The climate science community sources a suite of global climate models to help decision makers understand the projections of future climate change and related impacts, among the most widely used are the Coupled Model Intercomparison Project, Phase 5 (CMIP5) models included in the IPCC's Fifth Assessment Report (AR5). Key projected climate trends summarized from the country's Second National Communication (2014) includes:
- More warming is projected over the Western side of the country, whereby a warming of up to 3.4ºC is projected by 2100.
- A warming of less than 1.76ºC for 2050 and 3.28ºC for 2100 is projected over parts of the northern coast regions and north-eastern highlands.
- A warming in excess of 1.77ºC for 2050 and 3.3ºC for 2100 is projected over the Lake Victoria zone.
- A warming in excess of 1.39ºC for 2050 is projected in central Tanzania zone.
- And a warming of 3.18ºC for 2100 is projected for the southern coast including Mtwara and Lindi regions.
- Rainfall projections indicate that some parts of the country may experience an increase in mean annual rainfall of up to 18-28% by 2100, particularly over the Lake Victoria Basin and North-Eastern Highland.
- The South Western Highlands and Western Zones of the country are projected to experience an increase in annual rainfall by up to 9.9% in 2050 and by up to 17.7% in 2100.
- The North Coast Zone is projected to have an 66 increase of about 1.8% in 2050 and 5.8% in 2100 while the Central Zone is projected to have an increase of up to 9.9% in 2050 and up to 18.4% in 2100.

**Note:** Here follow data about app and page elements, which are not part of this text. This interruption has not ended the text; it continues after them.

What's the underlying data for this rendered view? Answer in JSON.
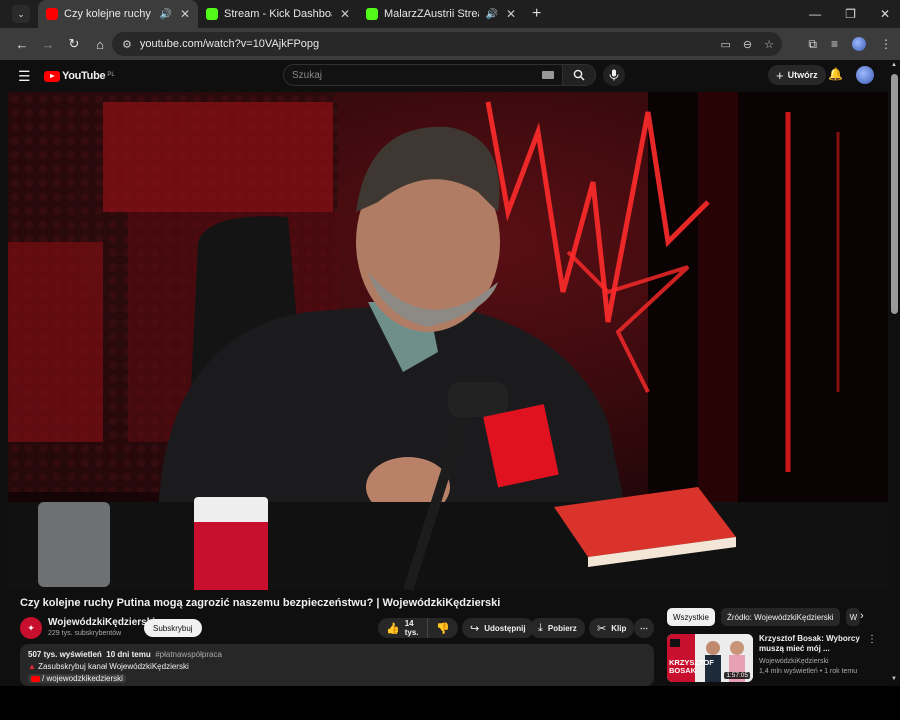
{
  "browser": {
    "tabs": [
      {
        "title": "Czy kolejne ruchy Putina mo",
        "favicon": "youtube-favicon",
        "audio": true,
        "active": true
      },
      {
        "title": "Stream - Kick Dashboard",
        "favicon": "kick-favicon",
        "audio": false,
        "active": false
      },
      {
        "title": "MalarzZAustrii Stream - Wa",
        "favicon": "kick-favicon",
        "audio": true,
        "active": false
      }
    ],
    "url": "youtube.com/watch?v=10VAjkFPopg"
  },
  "youtube": {
    "logo_text": "YouTube",
    "logo_country": "PL",
    "search_placeholder": "Szukaj",
    "create_label": "Utwórz"
  },
  "video": {
    "title": "Czy kolejne ruchy Putina mogą zagrozić naszemu bezpieczeństwu? | WojewódzkiKędzierski",
    "channel_name": "WojewódzkiKędzierski",
    "subscribers": "229 tys. subskrybentów",
    "subscribe_label": "Subskrybuj",
    "likes": "14 tys.",
    "share_label": "Udostępnij",
    "download_label": "Pobierz",
    "clip_label": "Klip"
  },
  "description": {
    "views": "507 tys. wyświetleń",
    "age": "10 dni temu",
    "hashtag": "#płatnawspółpraca",
    "line1": "Zasubskrybuj kanał WojewódzkiKędzierski",
    "line2": "/ wojewodzkikedzierski"
  },
  "sidebar": {
    "chips": [
      "Wszystkie",
      "Źródło: WojewódzkiKędzierski",
      "W"
    ],
    "recommendations": [
      {
        "title": "Krzysztof Bosak: Wyborcy muszą mieć mój ...",
        "channel": "WojewódzkiKędzierski",
        "meta": "1,4 mln wyświetleń • 1 rok temu",
        "duration": "1:57:05",
        "thumb_text_line1": "KRZYSZTOF",
        "thumb_text_line2": "BOSAK"
      }
    ]
  },
  "colors": {
    "youtube_red": "#ff0000",
    "kick_green": "#53fc18",
    "background": "#0f0f0f",
    "chip_bg": "#272727"
  }
}
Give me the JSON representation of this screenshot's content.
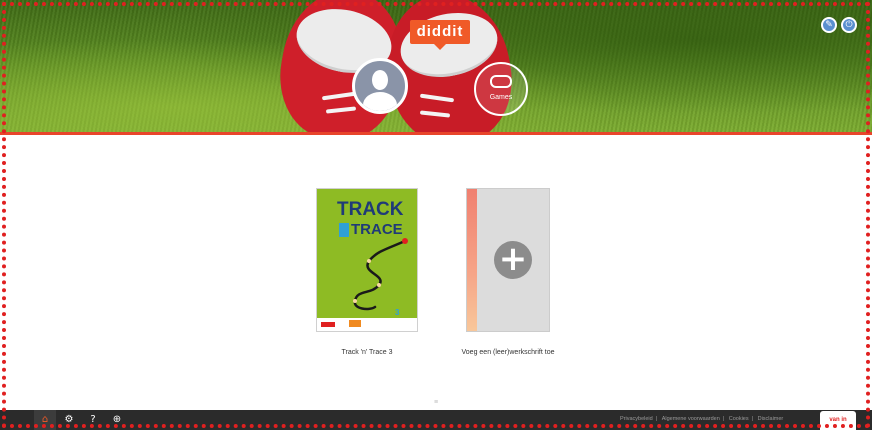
{
  "header": {
    "brand": "diddit",
    "games_label": "Games",
    "edit_icon": "pencil-icon",
    "logout_icon": "power-icon"
  },
  "books": [
    {
      "title_line1": "TRACK",
      "title_line2": "TRACE",
      "title_joiner": "'N'",
      "number": "3",
      "caption": "Track 'n' Trace 3",
      "cover_color": "#8ebb24"
    },
    {
      "caption": "Voeg een (leer)werkschrift toe",
      "icon": "plus-icon"
    }
  ],
  "footer": {
    "buttons": [
      "home-icon",
      "gear-icon",
      "help-icon",
      "add-icon"
    ],
    "links": [
      "Privacybeleid",
      "Algemene voorwaarden",
      "Cookies",
      "Disclaimer"
    ],
    "logo": "van in"
  },
  "colors": {
    "accent": "#f05a28",
    "frame": "#e02020",
    "footer": "#2b2b2b"
  }
}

- The Southern Coast Zone is projected to have a decrease of up to 7% in 2050 and an increase of annual rainfall of about 9.5% in 2100.

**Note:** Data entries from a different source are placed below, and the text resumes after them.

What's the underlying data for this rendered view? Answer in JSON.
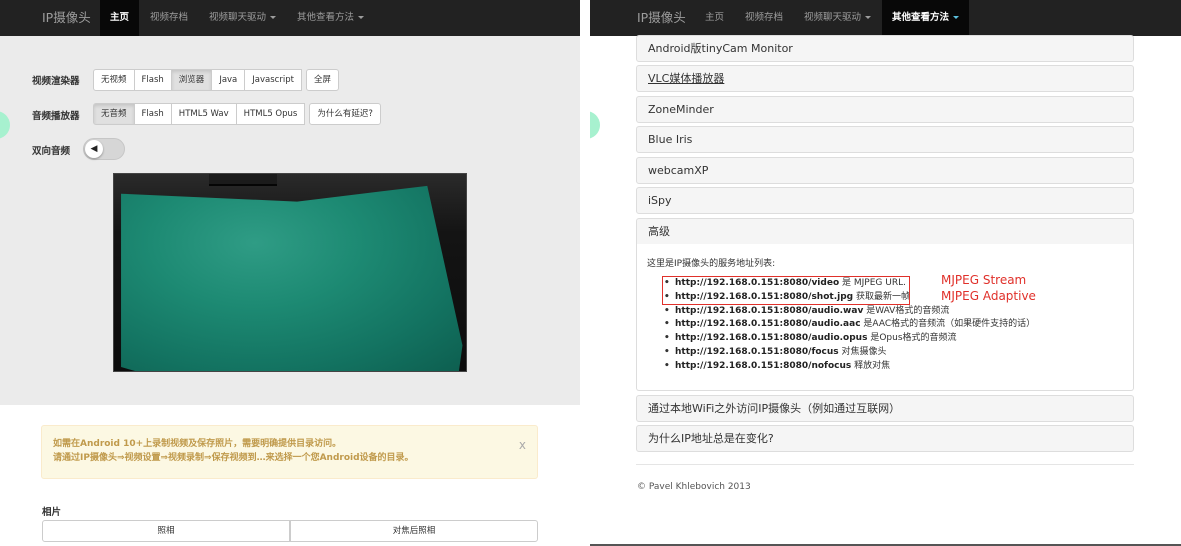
{
  "left": {
    "brand": "IP摄像头",
    "nav": [
      {
        "label": "主页",
        "active": true
      },
      {
        "label": "视频存档"
      },
      {
        "label": "视频聊天驱动"
      },
      {
        "label": "其他查看方法"
      }
    ],
    "video_renderer": {
      "label": "视频渲染器",
      "options": [
        "无视频",
        "Flash",
        "浏览器",
        "Java",
        "Javascript"
      ],
      "active": "浏览器",
      "fullscreen": "全屏"
    },
    "audio_player": {
      "label": "音频播放器",
      "options": [
        "无音频",
        "Flash",
        "HTML5 Wav",
        "HTML5 Opus"
      ],
      "active": "无音频",
      "why_delay": "为什么有延迟?"
    },
    "two_way_audio": {
      "label": "双向音频",
      "enabled": false
    },
    "alert": {
      "line1": "如需在Android 10+上录制视频及保存照片，需要明确提供目录访问。",
      "line2": "请通过IP摄像头⇒视频设置⇒视频录制⇒保存视频到…来选择一个您Android设备的目录。",
      "close": "x"
    },
    "photo": {
      "title": "相片",
      "take": "照相",
      "focus_take": "对焦后照相"
    }
  },
  "right": {
    "brand": "IP摄像头",
    "nav": [
      {
        "label": "主页"
      },
      {
        "label": "视频存档"
      },
      {
        "label": "视频聊天驱动"
      },
      {
        "label": "其他查看方法",
        "active": true
      }
    ],
    "accordion": [
      "Android版tinyCam Monitor",
      "VLC媒体播放器",
      "ZoneMinder",
      "Blue Iris",
      "webcamXP",
      "iSpy",
      "高级"
    ],
    "advanced": {
      "intro": "这里是IP摄像头的服务地址列表:",
      "urls": [
        {
          "url": "http://192.168.0.151:8080/video",
          "desc": "是 MJPEG URL."
        },
        {
          "url": "http://192.168.0.151:8080/shot.jpg",
          "desc": "获取最新一帧"
        },
        {
          "url": "http://192.168.0.151:8080/audio.wav",
          "desc": "是WAV格式的音频流"
        },
        {
          "url": "http://192.168.0.151:8080/audio.aac",
          "desc": "是AAC格式的音频流（如果硬件支持的话）"
        },
        {
          "url": "http://192.168.0.151:8080/audio.opus",
          "desc": "是Opus格式的音频流"
        },
        {
          "url": "http://192.168.0.151:8080/focus",
          "desc": "对焦摄像头"
        },
        {
          "url": "http://192.168.0.151:8080/nofocus",
          "desc": "释放对焦"
        }
      ],
      "annotation_stream": "MJPEG Stream",
      "annotation_adaptive": "MJPEG Adaptive"
    },
    "accordion_after": [
      "通过本地WiFi之外访问IP摄像头（例如通过互联网）",
      "为什么IP地址总是在变化?"
    ],
    "footer": "© Pavel Khlebovich 2013"
  },
  "colors": {
    "navbar": "#222222",
    "alert_bg": "#fcf8e3",
    "alert_text": "#c09a4c",
    "annotation_red": "#e0302a",
    "side_tab": "#a7f1cf"
  }
}
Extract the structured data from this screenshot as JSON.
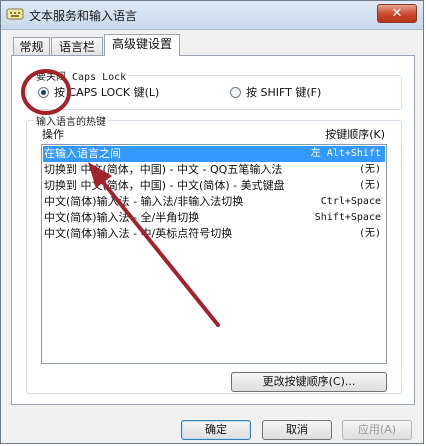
{
  "window": {
    "title": "文本服务和输入语言",
    "close_glyph": "✕"
  },
  "tabs": [
    {
      "label": "常规",
      "active": false
    },
    {
      "label": "语言栏",
      "active": false
    },
    {
      "label": "高级键设置",
      "active": true
    }
  ],
  "caps_lock": {
    "group_label": "要关闭 Caps Lock",
    "options": [
      {
        "label": "按 CAPS LOCK 键(L)",
        "selected": true
      },
      {
        "label": "按 SHIFT 键(F)",
        "selected": false
      }
    ]
  },
  "hotkeys": {
    "group_label": "输入语言的热键",
    "col_action": "操作",
    "col_key": "按键顺序(K)",
    "rows": [
      {
        "action": "在输入语言之间",
        "key": "左 Alt+Shift",
        "selected": true
      },
      {
        "action": "切换到 中文(简体，中国) - 中文 - QQ五笔输入法",
        "key": "(无)",
        "selected": false
      },
      {
        "action": "切换到 中文(简体，中国) - 中文(简体) - 美式键盘",
        "key": "(无)",
        "selected": false
      },
      {
        "action": "中文(简体)输入法 - 输入法/非输入法切换",
        "key": "Ctrl+Space",
        "selected": false
      },
      {
        "action": "中文(简体)输入法 - 全/半角切换",
        "key": "Shift+Space",
        "selected": false
      },
      {
        "action": "中文(简体)输入法 - 中/英标点符号切换",
        "key": "(无)",
        "selected": false
      }
    ],
    "change_button": "更改按键顺序(C)..."
  },
  "footer": {
    "ok": "确定",
    "cancel": "取消",
    "apply": "应用(A)"
  },
  "annotation_color": "#a3232b",
  "selection_color": "#3399ff"
}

This section allows the visualization of climate variables and indices derived from scientifically vetted CMIP5 projections for different timeframes, statistics, emission scenarios, and climate models.